By Akim Omokanye, PCBFA

From: Peace Country Beef & Forage Association 2016 Annual Report

Cocktail cover crops are often used to further increase the benefits of a one-species cover crop. Cocktail cover crops offer more diversity and allow more goals to be achieved than with one crop. For example, tillage radishes could be added to a mix to reduce compaction, a legume seeded to fix nitrogen and barley added to the mix because it has an extensive root system and will increase the organic matter. In the end, the soil condition is improved and there would be forage available for grazing. There are many options based on a farm’s needs, and to implement a cover-crop program many things must be considered, including the economics, as many of the benefits will be seen over the

long-term, not immediately.

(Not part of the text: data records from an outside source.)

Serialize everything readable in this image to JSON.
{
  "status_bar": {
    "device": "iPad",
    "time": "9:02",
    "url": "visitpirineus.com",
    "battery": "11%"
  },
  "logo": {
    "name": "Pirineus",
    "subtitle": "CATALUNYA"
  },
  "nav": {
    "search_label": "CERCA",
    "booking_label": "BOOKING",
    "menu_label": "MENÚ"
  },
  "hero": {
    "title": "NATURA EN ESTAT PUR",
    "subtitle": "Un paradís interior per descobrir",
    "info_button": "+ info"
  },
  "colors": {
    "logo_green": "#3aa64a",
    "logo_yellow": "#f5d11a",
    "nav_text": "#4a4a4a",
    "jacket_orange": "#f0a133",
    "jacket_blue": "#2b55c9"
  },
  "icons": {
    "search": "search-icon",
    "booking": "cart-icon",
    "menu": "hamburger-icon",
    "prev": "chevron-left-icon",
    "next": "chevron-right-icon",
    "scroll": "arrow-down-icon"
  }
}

While nitrates (N03) are not very toxic, nitrites (N02) are toxic. Nitrate poisoning occurs when the nitrite level in the rumen exceeds the capacity of the microbes to convert it to ammonia. When this happens, nitrate and nitrite are absorbed through the rumen wall into the bloodstream. It is the nitrite that causes toxicity. Nitrite combines with hemoglobin to form methemoglobin. Hemoglobin carries oxygen to body tissues while methemoglobin is unable to do so. When enough hemoglobin is converted to methemoglobin the animal begins to suffer